Wienand Drenth has just published a snazzy-looking book on the regiments in the English & Irish armies (i.e. the British army minus the Scots) during the War of the Spanish Succession. It includes an introduction and context for British involvement in the war. Most importantly, however, it includes detailed lists of each of the more than 100 regiments that were reduced at the end of the war: when they were raised, their officers, the dates of their colonels, succinct summaries of their service, as well as when they were disbanded and their officers placed on half-pay. Several tables list the regiments involved in discrete British operations, and there are several appendices that lay out regimental precedence and other tidbits. Drawing on various published works, this footnoted and edited republication of the original 1714 list makes a useful reference for anyone seeking to locate these British regiments during the war. If you’re interested in the British army during the Spanish Succession or regimental history more generally, you should definitely check it out.
Check out his blog for more details and info on how to order (limited printing, so act now!).
Drenth, Wienand. A Regimental list of the Half-pay officers for the year 1714 on the English and Irish Establishments. Eindhoven: Drenth Publishing, 2012.
Wienand kindly sent me a copy. See my Reviews page for my review policy.
Having posted a few versions of maps I’ve attempted over the years, I should mention a few issues relating to early modern cartography. I’m far from an expert in the matter, so if you’re interested in the subject there’s a whole field of historical cartography out there – the journal Imago Mundi is the place to go to hear what the experts have to say.

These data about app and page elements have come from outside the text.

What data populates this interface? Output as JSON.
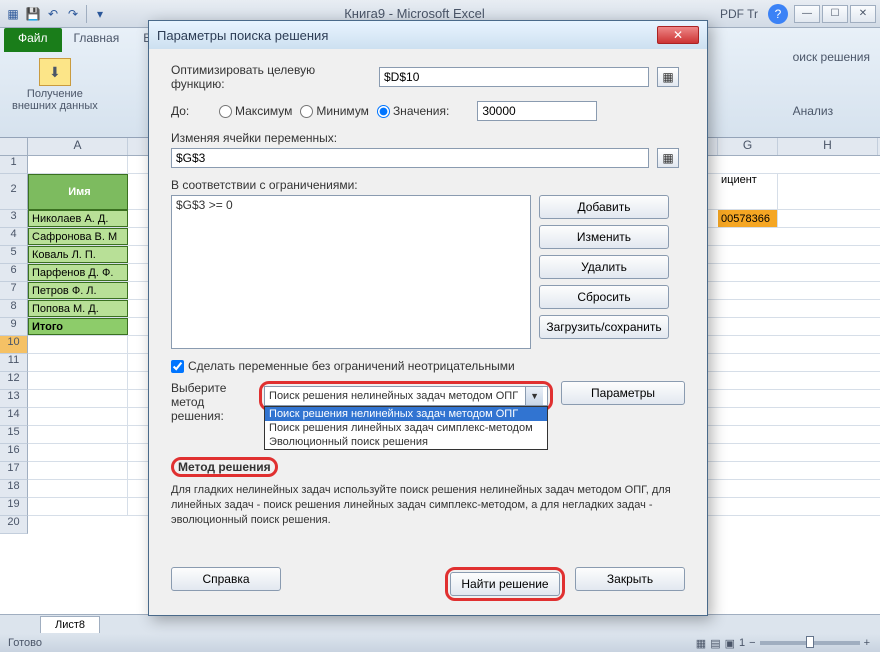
{
  "window": {
    "title": "Книга9 - Microsoft Excel"
  },
  "ribbon": {
    "file": "Файл",
    "tabs": [
      "Главная",
      "В"
    ],
    "group1_btn": "Получение\nвнешних данных",
    "right1": "оиск решения",
    "right2": "Анализ",
    "pdf": "PDF Tr"
  },
  "columns": [
    "A",
    "",
    "",
    "",
    "",
    "",
    "G",
    "H"
  ],
  "rows_numbers": [
    "1",
    "2",
    "3",
    "4",
    "5",
    "6",
    "7",
    "8",
    "9",
    "10",
    "11",
    "12",
    "13",
    "14",
    "15",
    "16",
    "17",
    "18",
    "19",
    "20"
  ],
  "data": {
    "header_name": "Имя",
    "names": [
      "Николаев А. Д.",
      "Сафронова В. М",
      "Коваль Л. П.",
      "Парфенов Д. Ф.",
      "Петров Ф. Л.",
      "Попова М. Д."
    ],
    "total": "Итого",
    "coef_label": "ициент",
    "coef_value": "00578366"
  },
  "sheet_tab": "Лист8",
  "status": {
    "ready": "Готово",
    "zoom": "1"
  },
  "dialog": {
    "title": "Параметры поиска решения",
    "optimize_label": "Оптимизировать целевую функцию:",
    "target_cell": "$D$10",
    "to_label": "До:",
    "opt_max": "Максимум",
    "opt_min": "Минимум",
    "opt_val": "Значения:",
    "value": "30000",
    "vars_label": "Изменяя ячейки переменных:",
    "vars_value": "$G$3",
    "constraints_label": "В соответствии с ограничениями:",
    "constraint1": "$G$3 >= 0",
    "btn_add": "Добавить",
    "btn_change": "Изменить",
    "btn_delete": "Удалить",
    "btn_reset": "Сбросить",
    "btn_loadsave": "Загрузить/сохранить",
    "check_nonneg": "Сделать переменные без ограничений неотрицательными",
    "select_label1": "Выберите",
    "select_label2": "метод решения:",
    "select_value": "Поиск решения нелинейных задач методом ОПГ",
    "dd_items": [
      "Поиск решения нелинейных задач методом ОПГ",
      "Поиск решения линейных задач симплекс-методом",
      "Эволюционный поиск решения"
    ],
    "btn_params": "Параметры",
    "method_group": "Метод решения",
    "desc": "Для гладких нелинейных задач используйте поиск решения нелинейных задач методом ОПГ, для линейных задач - поиск решения линейных задач симплекс-методом, а для негладких задач - эволюционный поиск решения.",
    "btn_help": "Справка",
    "btn_solve": "Найти решение",
    "btn_close": "Закрыть"
  }
}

As if early moderns weren’t confused enough keeping track of the multitude of ways they used names and dates, and even how they counted men, they also had to deal with how to represent 3D space on a scaled-down 2D plane (i.e. paper): maps, in other words. The early modern period saw significant developments, from the late medieval development of maritime navigation charts to European explorers mapping the world, to the increasing precision of maps by the Cassini family in the mid-18C. Read More…